**Web page and app entries**
========================

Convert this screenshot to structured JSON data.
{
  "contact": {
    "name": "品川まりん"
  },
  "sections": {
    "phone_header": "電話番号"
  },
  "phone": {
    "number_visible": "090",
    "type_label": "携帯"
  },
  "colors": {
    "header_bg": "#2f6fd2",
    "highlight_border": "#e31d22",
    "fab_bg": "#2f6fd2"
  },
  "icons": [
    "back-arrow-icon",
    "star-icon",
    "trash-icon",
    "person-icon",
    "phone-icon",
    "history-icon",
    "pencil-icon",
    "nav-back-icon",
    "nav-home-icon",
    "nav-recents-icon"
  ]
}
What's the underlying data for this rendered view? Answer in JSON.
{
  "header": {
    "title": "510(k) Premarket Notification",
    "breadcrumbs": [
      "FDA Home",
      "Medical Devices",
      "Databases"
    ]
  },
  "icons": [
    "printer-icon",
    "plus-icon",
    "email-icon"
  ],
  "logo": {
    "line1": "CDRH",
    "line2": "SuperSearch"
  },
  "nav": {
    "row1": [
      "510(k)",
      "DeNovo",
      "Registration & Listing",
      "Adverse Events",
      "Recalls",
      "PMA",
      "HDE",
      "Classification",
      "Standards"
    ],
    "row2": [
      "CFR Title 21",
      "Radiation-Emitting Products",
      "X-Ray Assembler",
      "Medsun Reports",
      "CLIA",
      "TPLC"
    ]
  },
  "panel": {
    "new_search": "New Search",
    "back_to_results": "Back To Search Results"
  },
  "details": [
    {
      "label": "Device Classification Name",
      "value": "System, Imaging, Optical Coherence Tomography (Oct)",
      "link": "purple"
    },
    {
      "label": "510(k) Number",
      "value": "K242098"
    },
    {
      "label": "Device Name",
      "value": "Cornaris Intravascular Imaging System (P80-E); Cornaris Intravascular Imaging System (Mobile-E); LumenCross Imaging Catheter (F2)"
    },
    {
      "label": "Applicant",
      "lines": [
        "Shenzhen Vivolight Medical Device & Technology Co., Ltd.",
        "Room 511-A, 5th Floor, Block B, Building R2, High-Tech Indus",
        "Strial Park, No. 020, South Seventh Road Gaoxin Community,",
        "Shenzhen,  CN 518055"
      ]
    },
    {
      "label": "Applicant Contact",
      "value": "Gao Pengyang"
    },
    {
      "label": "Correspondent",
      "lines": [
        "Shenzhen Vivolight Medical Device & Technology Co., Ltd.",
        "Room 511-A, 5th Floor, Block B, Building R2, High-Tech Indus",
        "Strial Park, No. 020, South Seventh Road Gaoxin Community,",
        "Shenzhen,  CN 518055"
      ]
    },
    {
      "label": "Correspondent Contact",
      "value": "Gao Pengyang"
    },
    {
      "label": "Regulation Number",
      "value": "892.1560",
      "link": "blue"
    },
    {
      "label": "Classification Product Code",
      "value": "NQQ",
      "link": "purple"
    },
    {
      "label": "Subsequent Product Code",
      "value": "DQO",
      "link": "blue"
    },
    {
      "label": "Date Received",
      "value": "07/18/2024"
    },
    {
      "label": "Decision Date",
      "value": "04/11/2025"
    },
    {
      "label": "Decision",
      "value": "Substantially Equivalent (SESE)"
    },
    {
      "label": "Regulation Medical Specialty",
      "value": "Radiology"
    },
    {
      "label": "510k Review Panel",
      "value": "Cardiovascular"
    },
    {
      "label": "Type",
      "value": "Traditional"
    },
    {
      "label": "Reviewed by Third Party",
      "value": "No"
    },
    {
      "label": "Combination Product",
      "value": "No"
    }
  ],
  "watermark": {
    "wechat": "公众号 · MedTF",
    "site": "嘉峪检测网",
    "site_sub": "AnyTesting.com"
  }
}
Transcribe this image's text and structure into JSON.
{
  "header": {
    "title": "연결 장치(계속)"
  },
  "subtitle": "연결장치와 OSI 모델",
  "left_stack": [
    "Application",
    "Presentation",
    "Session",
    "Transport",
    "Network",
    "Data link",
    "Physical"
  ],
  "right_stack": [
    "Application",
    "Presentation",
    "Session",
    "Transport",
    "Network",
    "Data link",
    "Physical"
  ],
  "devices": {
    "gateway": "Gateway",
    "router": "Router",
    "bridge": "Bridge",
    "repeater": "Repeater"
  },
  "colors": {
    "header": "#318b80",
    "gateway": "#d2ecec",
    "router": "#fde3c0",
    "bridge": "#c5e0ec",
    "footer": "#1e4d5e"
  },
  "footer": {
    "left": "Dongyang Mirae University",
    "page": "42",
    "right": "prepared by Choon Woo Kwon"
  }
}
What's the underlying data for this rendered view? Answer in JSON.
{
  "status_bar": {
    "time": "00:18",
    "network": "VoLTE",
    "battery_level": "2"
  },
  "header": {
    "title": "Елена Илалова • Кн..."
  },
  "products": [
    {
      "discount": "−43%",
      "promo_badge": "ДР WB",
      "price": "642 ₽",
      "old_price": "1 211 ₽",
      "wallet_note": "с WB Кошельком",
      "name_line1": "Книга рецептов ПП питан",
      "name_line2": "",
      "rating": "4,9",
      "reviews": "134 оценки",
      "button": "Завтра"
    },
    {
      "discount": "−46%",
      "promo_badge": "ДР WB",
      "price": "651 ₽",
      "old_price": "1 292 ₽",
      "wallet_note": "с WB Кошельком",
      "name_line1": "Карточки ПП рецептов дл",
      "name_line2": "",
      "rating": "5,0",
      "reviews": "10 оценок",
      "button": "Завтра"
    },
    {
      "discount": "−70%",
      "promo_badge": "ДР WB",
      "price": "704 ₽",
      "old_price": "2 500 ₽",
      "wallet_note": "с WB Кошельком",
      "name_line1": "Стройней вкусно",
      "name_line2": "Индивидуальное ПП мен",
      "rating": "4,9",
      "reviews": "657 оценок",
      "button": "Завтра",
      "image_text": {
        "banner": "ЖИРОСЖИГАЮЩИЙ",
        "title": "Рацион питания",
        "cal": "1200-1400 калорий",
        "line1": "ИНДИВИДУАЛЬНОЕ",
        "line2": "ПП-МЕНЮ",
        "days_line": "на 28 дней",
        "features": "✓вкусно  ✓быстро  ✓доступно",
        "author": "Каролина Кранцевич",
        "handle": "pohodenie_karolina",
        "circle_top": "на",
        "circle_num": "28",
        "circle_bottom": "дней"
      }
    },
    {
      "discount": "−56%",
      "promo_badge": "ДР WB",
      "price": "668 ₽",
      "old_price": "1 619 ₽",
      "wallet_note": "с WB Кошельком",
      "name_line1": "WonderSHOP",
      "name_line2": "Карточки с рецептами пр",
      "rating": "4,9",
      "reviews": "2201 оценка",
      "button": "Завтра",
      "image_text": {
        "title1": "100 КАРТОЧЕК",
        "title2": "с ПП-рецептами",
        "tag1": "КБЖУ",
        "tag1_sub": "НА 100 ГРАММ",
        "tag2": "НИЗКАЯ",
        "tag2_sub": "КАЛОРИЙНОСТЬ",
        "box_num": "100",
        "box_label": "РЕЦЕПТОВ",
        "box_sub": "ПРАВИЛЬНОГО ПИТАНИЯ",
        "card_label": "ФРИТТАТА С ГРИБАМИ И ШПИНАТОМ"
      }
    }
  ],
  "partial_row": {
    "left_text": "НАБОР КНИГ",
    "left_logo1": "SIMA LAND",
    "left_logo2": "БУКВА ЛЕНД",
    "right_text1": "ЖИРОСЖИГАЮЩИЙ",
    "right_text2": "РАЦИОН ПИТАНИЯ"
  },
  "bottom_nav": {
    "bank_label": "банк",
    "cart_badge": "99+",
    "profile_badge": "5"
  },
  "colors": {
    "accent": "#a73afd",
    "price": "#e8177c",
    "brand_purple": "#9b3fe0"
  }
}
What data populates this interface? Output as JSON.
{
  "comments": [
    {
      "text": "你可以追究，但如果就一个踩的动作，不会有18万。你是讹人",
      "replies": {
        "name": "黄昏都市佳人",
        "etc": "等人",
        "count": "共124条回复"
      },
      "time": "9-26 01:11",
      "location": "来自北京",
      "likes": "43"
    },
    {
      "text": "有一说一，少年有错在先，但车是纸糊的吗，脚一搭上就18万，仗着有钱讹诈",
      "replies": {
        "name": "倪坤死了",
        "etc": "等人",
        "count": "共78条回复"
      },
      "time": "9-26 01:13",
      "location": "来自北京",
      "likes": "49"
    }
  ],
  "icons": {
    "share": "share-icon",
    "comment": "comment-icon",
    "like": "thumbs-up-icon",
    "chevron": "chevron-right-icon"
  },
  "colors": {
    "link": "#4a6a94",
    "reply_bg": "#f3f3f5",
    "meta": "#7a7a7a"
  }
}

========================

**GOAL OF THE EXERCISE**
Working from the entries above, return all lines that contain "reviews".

**TASK ANSWER**
      "reviews": "134 оценки",
      "reviews": "10 оценок",
      "reviews": "657 оценок",
      "reviews": "2201 оценка",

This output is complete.